National aid workers, who work with NGOs in their home countries, often endure difficult and sometimes dangerous conditions in order to deliver aid to those in need. In countries like Syria, national staff form the backbone of PIN’s projects. To commemorate World Humanitarian Day, we spoke with three Syrian humanitarians who work with PIN.
Fahed has worked with PIN in his home country since 2020.
“As a humanitarian aid worker, I witness people’s needs and their difficult living conditions more closely,” said Fahed. “Had my work only been in the office, I would not have been able to see these things. While sitting in tents with [displaced] people, they feel comfortable when an NGO employee empathizes with their hardships. This increases my sense of responsibility towards these vulnerable groups, and I feel closer to them and their suffering.”
The path that lead Fahed to his career was a difficult one. One year into his university studies, the war began. Fahed did not return to his hometown for three years while he completed his education, and his family did not escape the war unscathed.
“In 2014, there was a massacre in my village. Four of my cousins were killed. After the massacre, people fled from the village, leaving it abandoned to heavy shelling and airstrikes. Recently, I watched a video of my village but I was unable to recognize it. A lot has changed due to the bombardment.”

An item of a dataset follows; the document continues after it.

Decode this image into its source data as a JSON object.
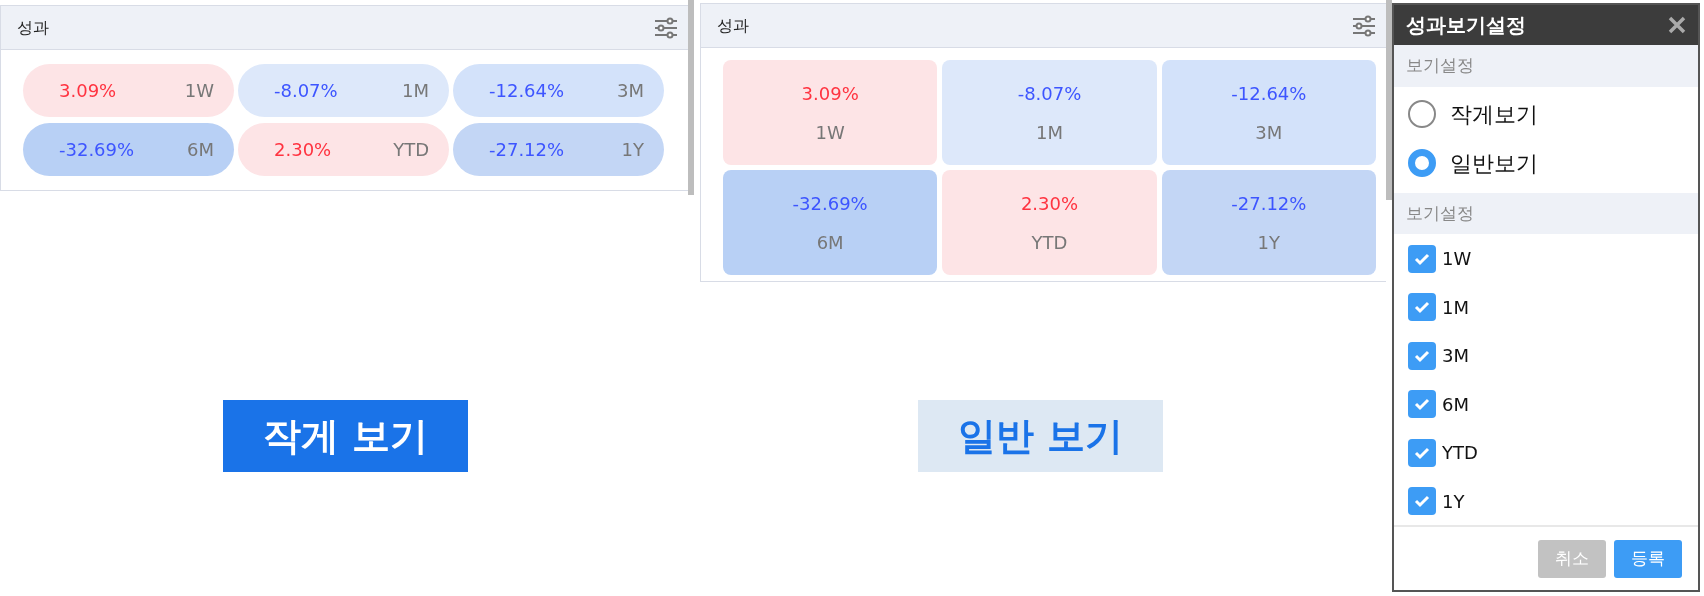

But for Fahed, losing friends and family took a greater toll than losing his hometown. “It was hard for me to find my family displaced when I came back. Nothing can describe what I felt. I lost many friends. Some of them were killed while others were seriously injured. Also, some of them emigrated. These incidents had a greater impact than just losing my home.”
Rather than leave Syria, Fahed decided to stay and help rebuild his community that had been so deeply scarred by war. “I feel responsible for my community,” he said. “I believe in the goals of humanitarian work. We cannot all leave our country. We have to stay and help our people.”
Having studied solar power, Fahed put his knowledge to good use in the humanitarian sector. “There was no electricity and many hospitals, clinics, bakeries, and water pumps stopped working,” he said. “Gradually, we started installing solar power systems to pump drinking water. At this stage, I knew that People in Need was pioneering solar power systems so I applied for a vacancy at PIN.”
Although working in a conflict zone is challenging, Fahed is driven by an altruistic desire to help those in need: “I will continue to work as an aid worker as long as my community needs me.”
Before becoming an aid worker with PIN, Maram worked in a pharmacy in northern Syria. The arrival of the so-called ‘Islamic State’, and their brutal rule over her town, however, prompted Maram to leave in search of safety and a better life. When their rule finally came to an end, Maram decided to become a humanitarian aid worker to help those around her.
Maram’s life outside of aid work has been difficult, but it hasn’t deterred her from pursuing her mission to help others. “The war destroyed our present life and our plans for the future,” Maram said. “My mother became disabled because of the the panic, terror and fear that we endured throughout the war. Our family split up, my brothers dropped out of college and travelled abroad, we left our house and all the furniture in it was stolen.”
Yet Maram is still driven by her compassion. “When I think about the people who I help in my work, I feel better as I have something good to do. I am not selfish now I think about other people.”
“I feel that it is my duty to help people who are living with me in this life,” said Nour, a 31-year-old Syrian aid worker, “I want to be part of a positive change that changes people's lives for the better.”
Nour studied psychology at a university in Syria before the outbreak of war put an abrupt end to her studies. She began her humanitarian career as a counseling psychologist for children who had been displaced by the conflict, and then became a volunteer teacher before joining PIN. Today, most of her work involves helping children whose childhoods have been cut short by tragedy, loss, and displacement.
Nour’s job requires her to travel through areas that are often unsafe. Even then, the changing security situation in Syria can sometimes prevent her from reaching those in need. This, according to Nour, is one the biggest challenges of her job.
“People live in very difficult circumstances, if we did not help them, we would not be humans,” she said. “Even when I am tired, I remember that there are people who need my help, so I ignore my exhaustion and continue my work.”